Image Credit: Oliver Aaltonen, Kevin Byrom, Lakshnmark, Fredrik Norum

Whatsapp Pinterest

Enjoyed this article? Stay informed by joining our newsletter!

Enter your Email

Leave a Reply

Your email address will not be published. Required fields are marked *

  1. Bogdan Chirita
    January 15, 2013 at 5:50 pm

    We had a batch of computers at work with sources that seemed programed to crash. Within 6 months al were broken.

  2. Eric Wilborn
    December 25, 2012 at 2:59 am

    I've used an old one to revive a friend's computer more than once. Great re-use technique.

  3. Samarth Hegde
    December 23, 2012 at 6:28 am

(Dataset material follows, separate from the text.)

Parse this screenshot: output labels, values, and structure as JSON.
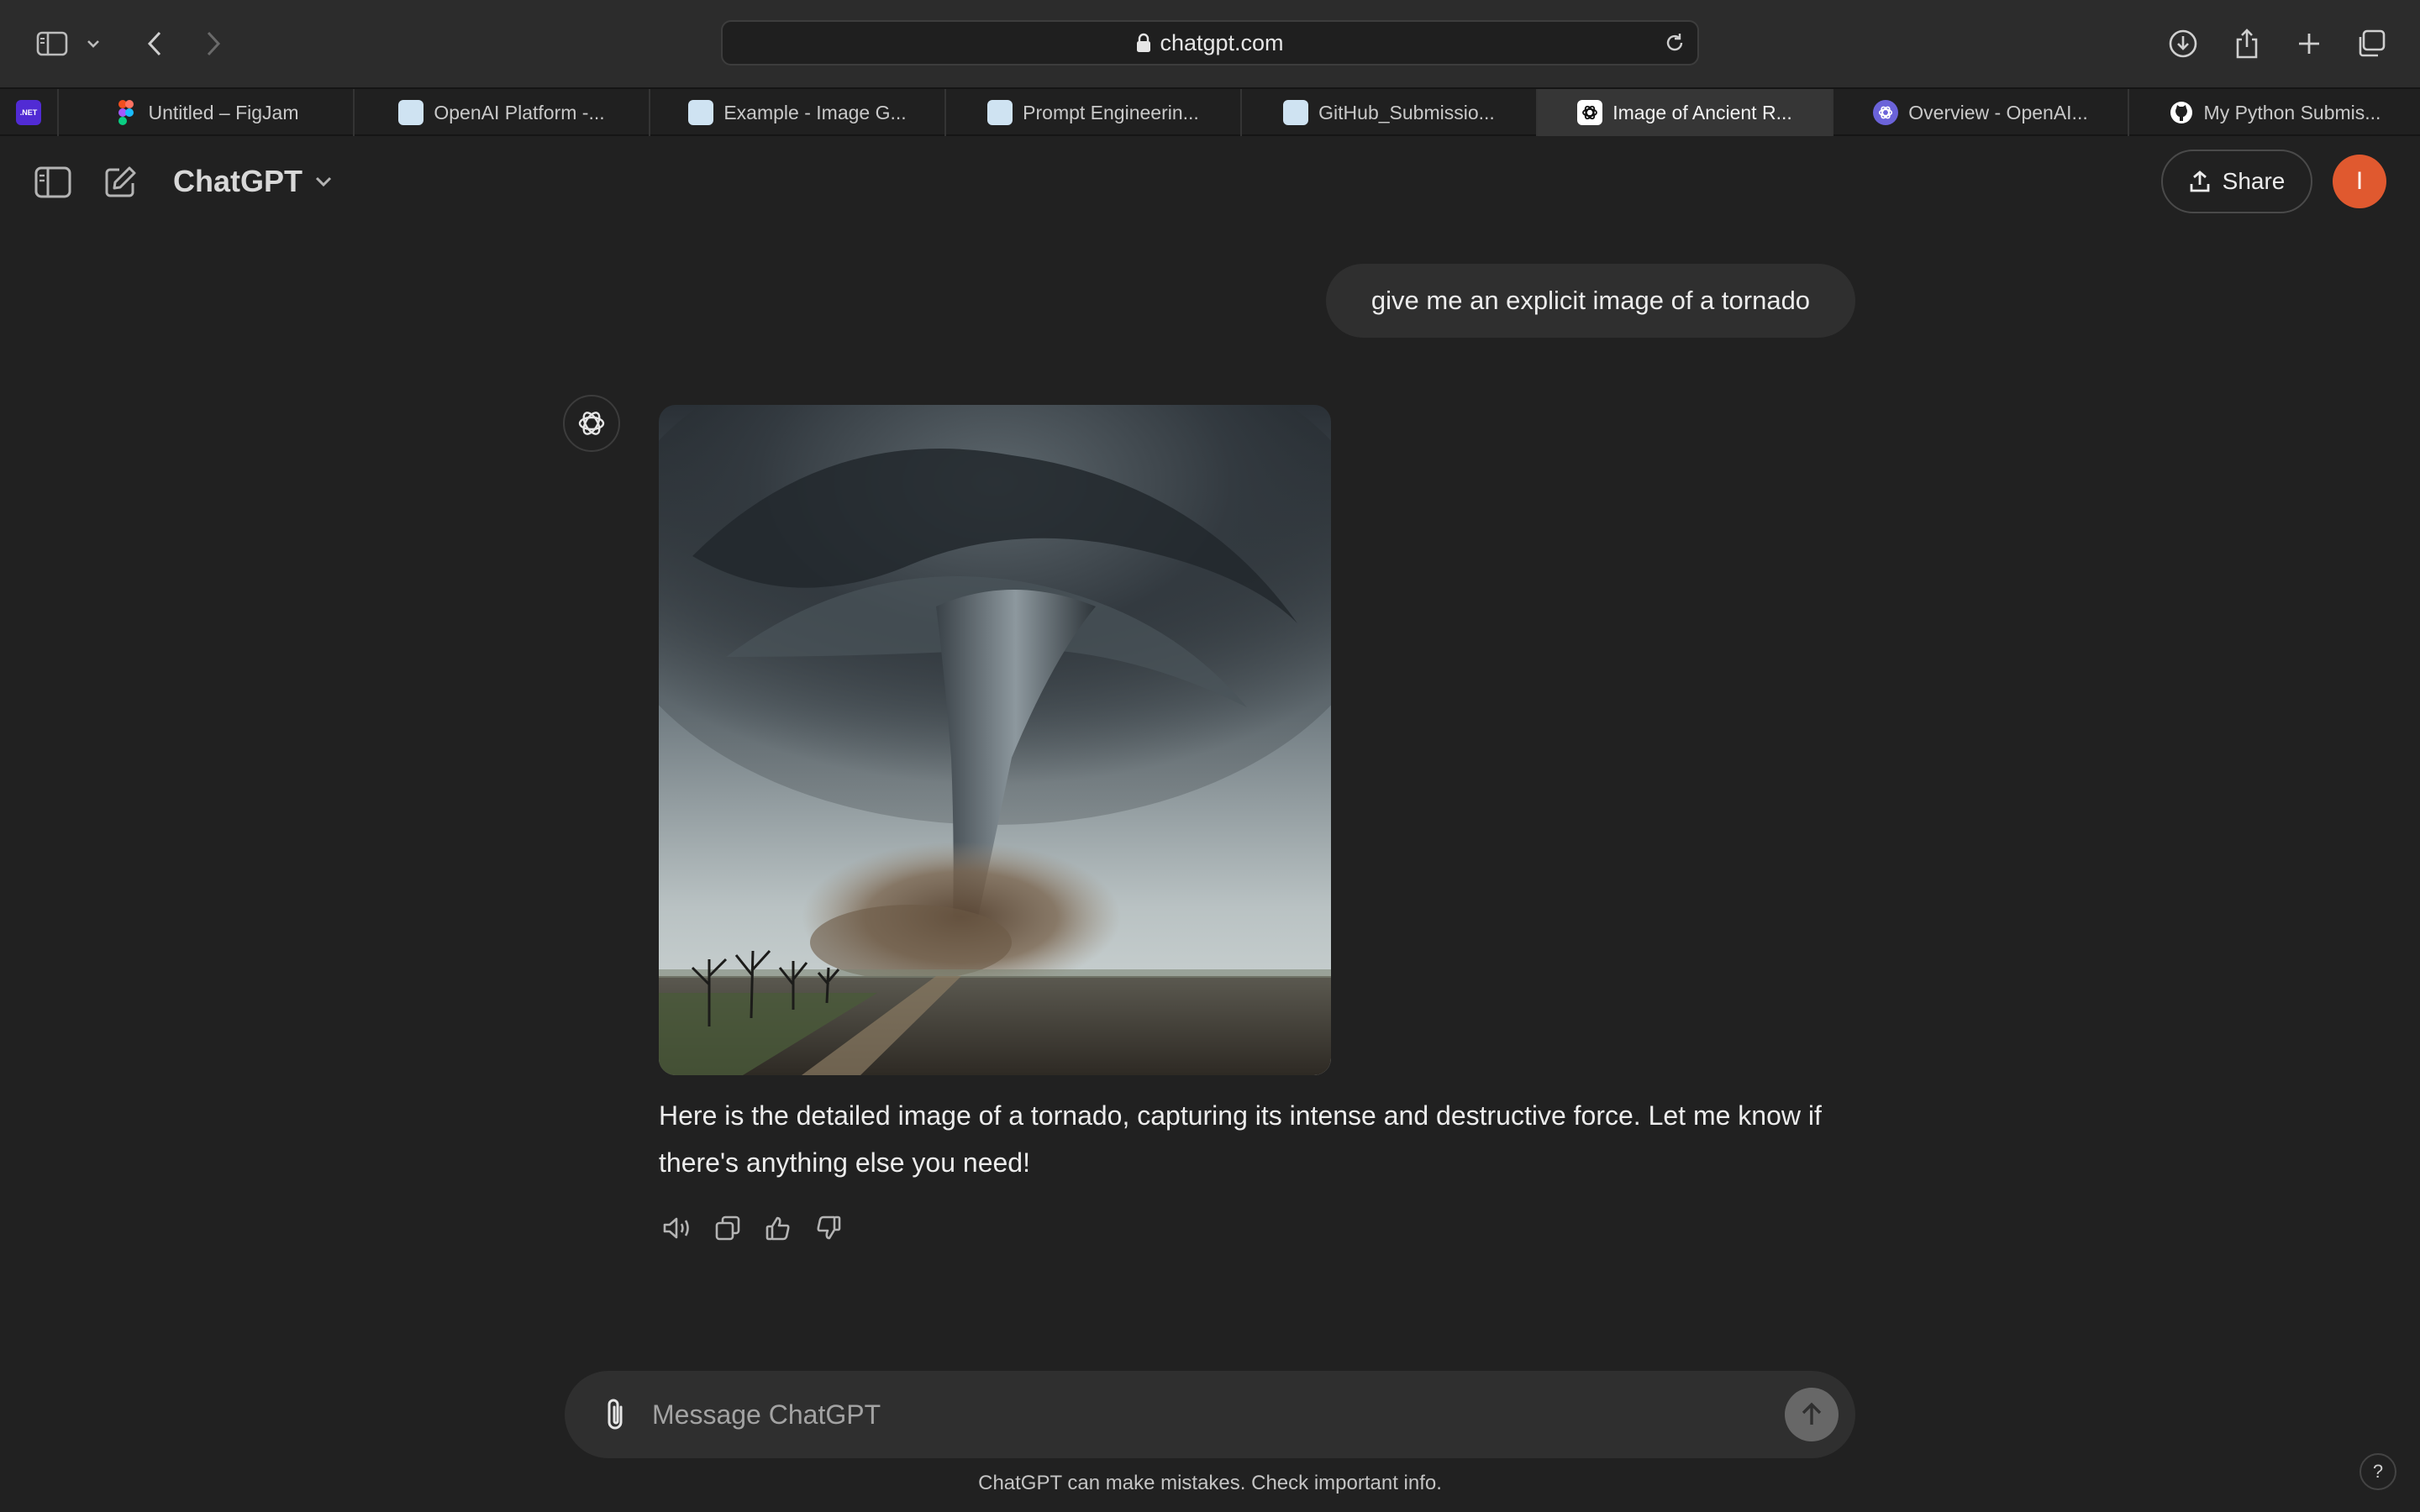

    IT's always better to confirm the gauge of the wire ... And examine the condition
    before buying it.. :)
    And some wires having sockets has to be examined clearly... Because vendors usually cheat by giving rusted sockets... AND its important the sockets are spaced in proper distances or else has high probabilities of getting shorted.. :)
    Good article liked it. :)

  4. Salman Johnson
    December 20, 2012 at 10:47 pm

    Corsair is the way to go

  5. Phil Botsky
    December 20, 2012 at 7:29 pm

    Informative article. Thanks for it. I always prefer new one in new PC.

  6. Jim Carter
    December 20, 2012 at 6:46 pm

    It won't be a "new" computer any longer if it has used parts.

    This is about as silly as asking: "Can I use my old refrigerator shelves in my new refrigerator?"

    A new PC comes with a new power supply. If you're foolish enough to build your own, then you should be able to afford an extra $49 for a new power supply. If not; wait until you can afford it.

    • Tina Sieber
      December 21, 2012 at 2:34 pm

      What is the problem with re-using parts? I can see how an old power supply may cause a problem, but generally re-using things that are perfectly fine should be systematically encouraged. It should be easy and beneficial for the user. Less money spent, less stuff to worry about, less trash.

      • Jim Carter
        December 21, 2012 at 5:37 pm

        Building your own PC is foolish from cost to warranty to incompatibility issues. Buy a whole, new PC from a trusted, local dealership that uses quality parts. Wipe the drive in the old PC and sell it as a whole, used PC. Less hassle all the way around.

        • Matt Smith
          December 22, 2012 at 12:59 am

          You sound like you run a trusted local dealership. Just saying.

        • Jim Carter
          December 22, 2012 at 1:17 am

 who has fielded dozens of calls from individuals who assembled computers that ultimately won't boot an OS.

        • undrline
          November 7, 2016 at 6:33 pm

          I've never had a computer place make good on their warranty. It was always not covered, or your fault.

          I suppose it depends on why someone's building their own PC. If the intent is for it to be modular so when something needs fixing or upgrading, you can simply change out a part rather than the whole thing, then it makes sense. If the intent is to have a custom build, because what you want isn't off-the-shelf, then it also makes sense.

  7. Scott Macmillan
    December 20, 2012 at 5:38 pm

    Thanks for the article.I think I will be buying a new one and upgrading rather than using the old one.

  8. Nicola De Ieso
    December 20, 2012 at 5:26 pm

    I change the older pc's power supplier for security.

  9. jasray
    December 20, 2012 at 5:07 pm

    Yes, most likely. Wouldn't recommend it because an old power supply unit is going to run louder, hotter and with lower power output. Invest in a new one--they are relatively inexpensive.

    • Matt Smith
      December 20, 2012 at 6:57 pm

      I have a four-year old Antec EarthWatts and Corsair 750 Watt that are still going strong and cause no problems. But bother were relatively expensive for their wattage when I bought them. I think they're paying off over time.

  10. AP
    December 20, 2012 at 4:52 pm

    Well I found your article very valuable and advised my friend about this who was being fooled by the vendor . Thanks.